The two would go on to develop a personal friendship, despite the many legal battles Marimow’s paper waged against Mr. Sprague — some successful and others not.
Marimow explained Mr. Sprague’s lifelong battles with the media as driven in part by the ferocity he put to work on behalf of all of his clients. “But part of that had to do with his belief that the press had an obligation to be fair,” Marimow said.
At the age of 91, when many of his contemporaries were long retired or dead, Mr. Sprague undertook one of the most grueling efforts of his legal career — a marathon, 17-week civil trial on behalf of the six people killed and 13 injured, when a building being demolished at 22nd and Market Streets collapsed and crushed an adjacent Salvation Army thrift store.
The case — the longest trial in Philadelphia court history — could have been Mr. Sprague’s swan song. By that point, his physical abilities had diminished. Age left him bent almost in half. But the penetrative legal mind and penchant for courtroom theatrics that made him famous showed no signs of slowing.
Opposing Mr. Sprague in the courtroom and representing the plaintiffs was Robert J. Mongeluzzi.
“We basically went six and a half months, and Dick Sprague, at age 91, was there every single day,” Mongeluzzi recalled. “We’d get to court at 8:30 in the morning, leave at 5 o’clock and go home and work all hours of the night. For a 91-year-old lawyer it was absolutely mind-boggling — and he was still the smartest lawyer in the courtroom.”
He worked routinely up until the coronavirus pandemic triggered court closures last year — a development that prompted Mr. Sprague to pull back from his legal practice.
“He never lost a step in terms of mental acuity or his inquisitiveness,” his son, Thomas, said. “He was still as sharp as the day he started.”
‘He performed his part admirably’
Despite his reputation as a pit bull in court, outside of work, Mr. Sprague lived a mostly private life, spending much of it entertaining or hosting family events at Springwood, the Main Line estate that he had named after President Franklin D. Roosevelt’s home in New York and where he had lived up until his advanced age prompted a recent move to a smaller residence in Haverford.
Friends and family members described him as deeply generous, caring, and loyal to those he held close. He was an avid online chess player and enjoyed regular trips to his box at New York’s Metropolitan Opera House, listening to his beloved Wagner and Puccini. Wagner’s Tannhäuser was a particular favorite, the last opera he attended with his mother.

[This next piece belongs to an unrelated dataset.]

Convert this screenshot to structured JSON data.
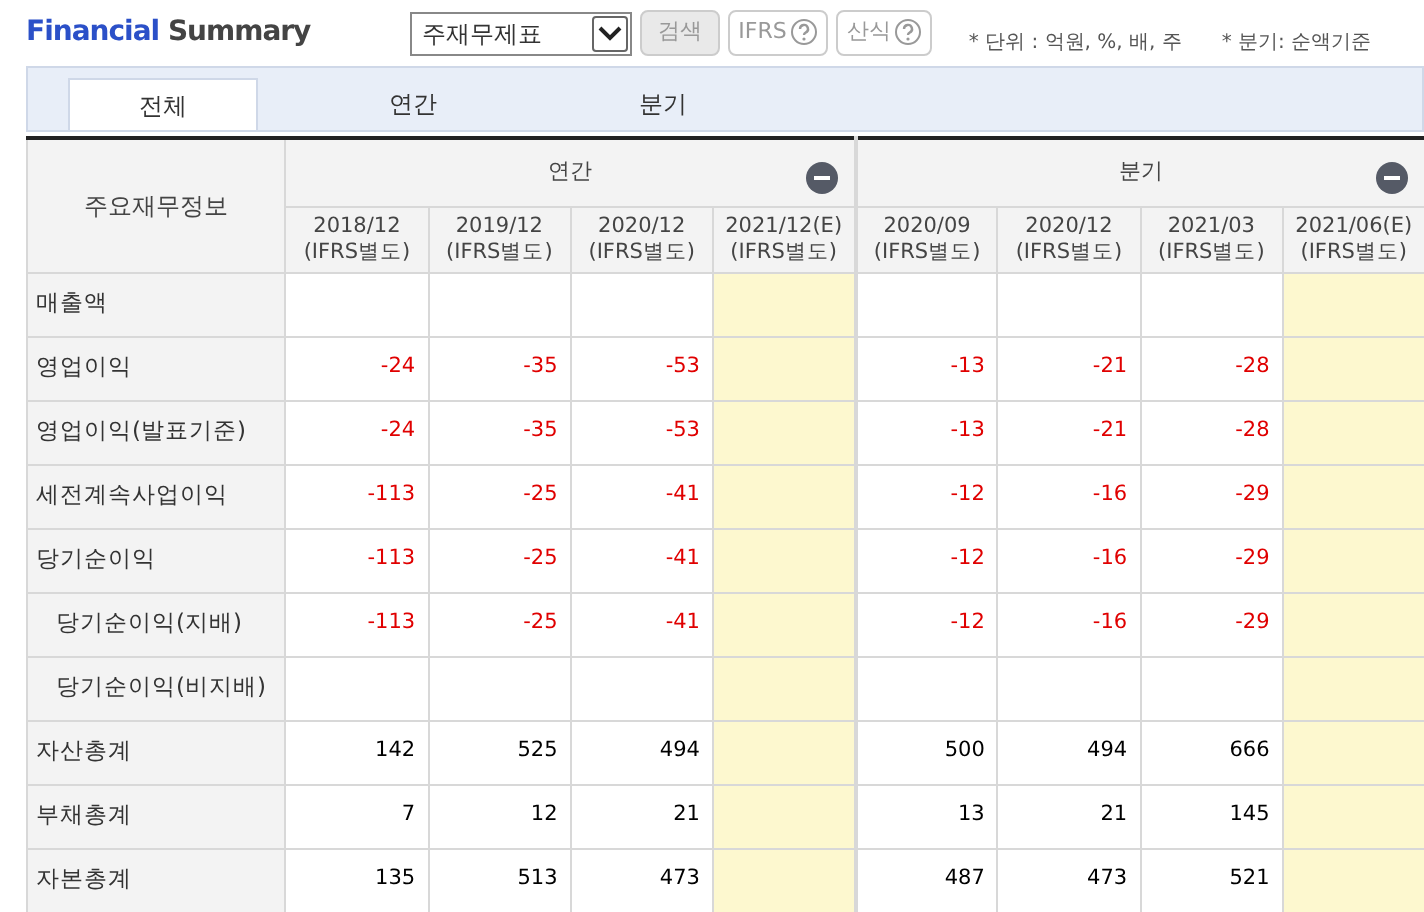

He was an avid photographer and reader, known for devouring several newspapers before dawn and detailing his thoughts on their articles in daily e-mails he would send to a list of colleagues and correspondents — often before many of them had even awakened for the day.
He doted on his eight grandchildren attending graduations, birthday parties, holiday celebrations and loved spending time with them watching movies, playing chess, talking and listening to music, the family said.
“He loved to learn and to try new things,” his daughter, Barbara said. “He’d been a legend and an icon — not only in Philadelphia and Pennsylvania and the nation — but he was quite a family man.”
The ailment that led to Mr. Sprague’s death this weekend came on suddenly.
Up until Thursday evening, he hosted his daughter for one of their first in-person dinners since the onset of the pandemic. After falling ill later that evening, he died within 48 hours surrounded by members of his family.
Hours later, Thomas Sprague struggled to sum up his father’s monumental career in words.
“I’ve really been so lucky to have him as my father and to have been able to practice law together with him. There were so many facets to his career,” he said. “It really was quite a journey, and he performed his part in it admirably. We were really blessed to have him with us all these years.”
In addition to Thomas, Barbara, and his grandchildren, Mr. Sprague is survived by his longtime companion, Edith Magaziner.
A memorial service will be livestreamed at 1 p.m. Thursday at www.levinefuneral.com, followed by a private interment.
Inquirer staff writers Jacob Adelman and Craig R. McCoy contributed to this article.